So you thought you had seen them all! Descend off the Niblet a short ways directly towards Assiniboine lodge on trail. After a few hundred metres break into the forest and forge your way through until you reach a knoll directly above Sunburst Lake. Bushwhacking and route finding required! This would be a great spot to be for some good light as I haven’t seen a good shot from here yet. A new perspective! I descended directly towards Sunburst Lake from here and it is not something I would recommend – the scrambling and bushwhacking for what looks like it should be easy, is not. There was a bottle of jagermeister with the summit registero here but I wasn’t about to test the contents to see if it still was or not!

The secret viewpoint called The Nib even has its own summit register. Definitely worthy of such a lofty place!
The elusive summit register on The Nib, Mt Assiniboine Provincial Park, BC, Canada

Map of the Mt Assiniboine core area

A map of the Mt Assiniboine core area with the elevated viewpoints talked about highlighted.
A map of the Mt Assiniboine core area with the summits circled in purple and the green dots representing your options for a nights rest.

Photography Workshops & Tours at Mt Assiniboine

Contact me using the form below for more information or visit the photography workshops page to check to see if there is a trip currently available. All spots on all dates for 2019 are currently sold out. 2020 dates will be released in January.

Mt Assiniboine photography trip mailing list sign up

Don’t miss the 2020 photography workshops and tours to Mt Assiniboine by signing up below! More backcountry photo adventures will be added in 2020 to other spectacular parts of Canada as well as here in The Canadian Rockies.
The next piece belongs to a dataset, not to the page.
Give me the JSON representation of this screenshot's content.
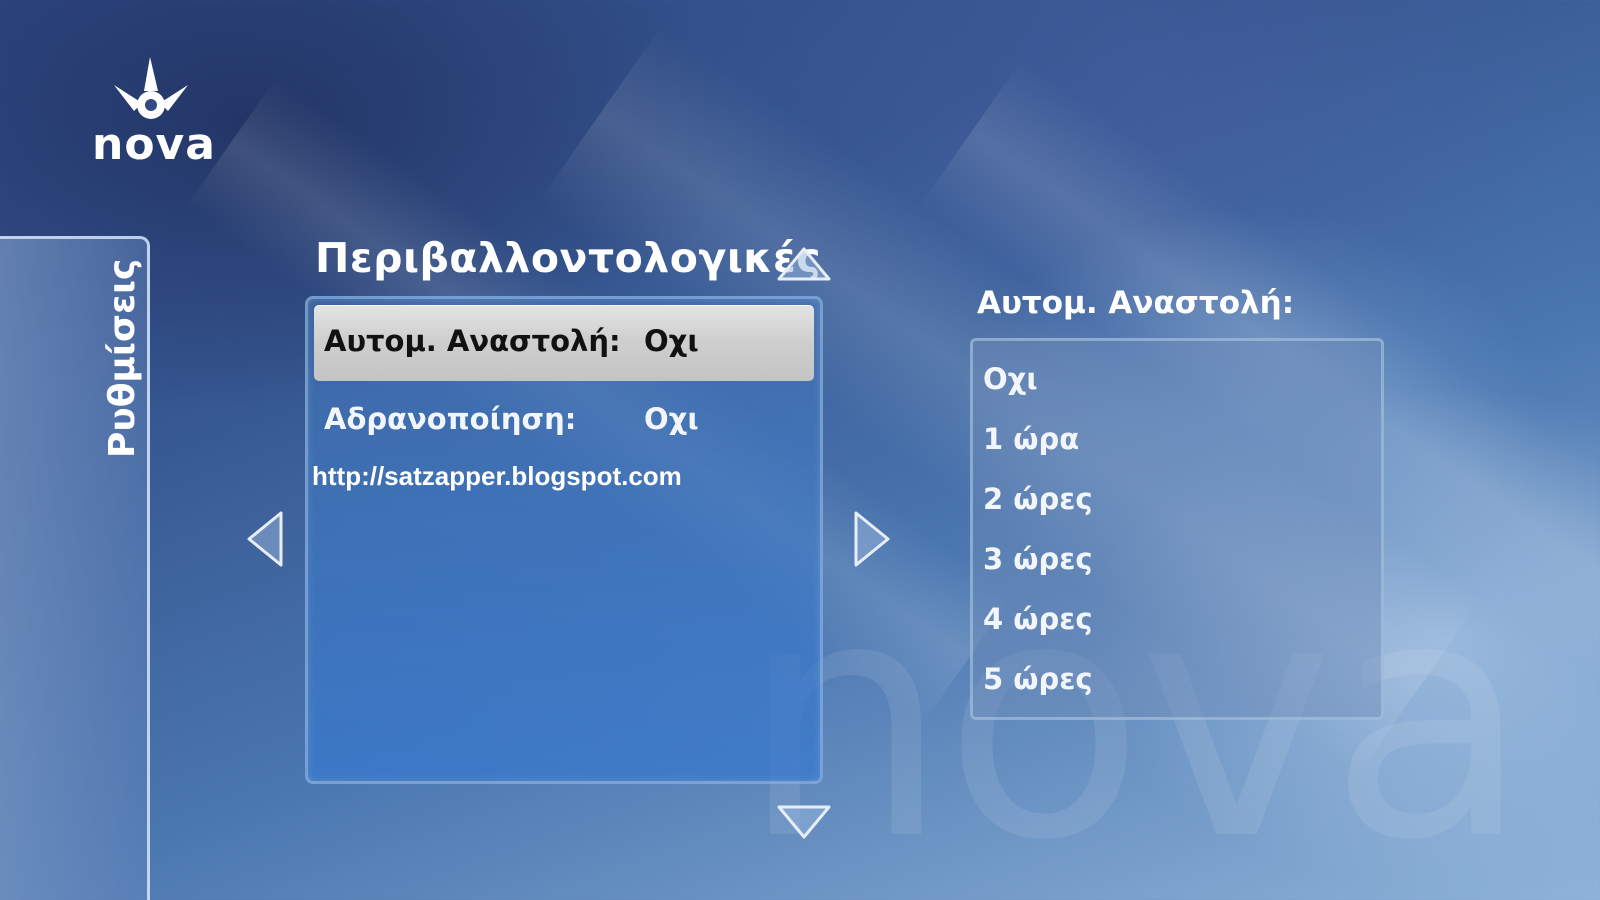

Find out where, and have the first opportunity to sign up below;

Join Mountain Photo Tours mailing list here
Get the latest photography events, tips, tricks & news first.
We respect your privacy.

Further resources on hiking summits in the Mt Assiniboine area

Vern Dewit’s information on off trail-summits in The Canadian Rockies is second to none. I don’t leave home without reading his trip report on where I’m going first. Check it out below;


Please follow and like us:
error

Leave a Reply

Your email address will not be published. Required fields are marked *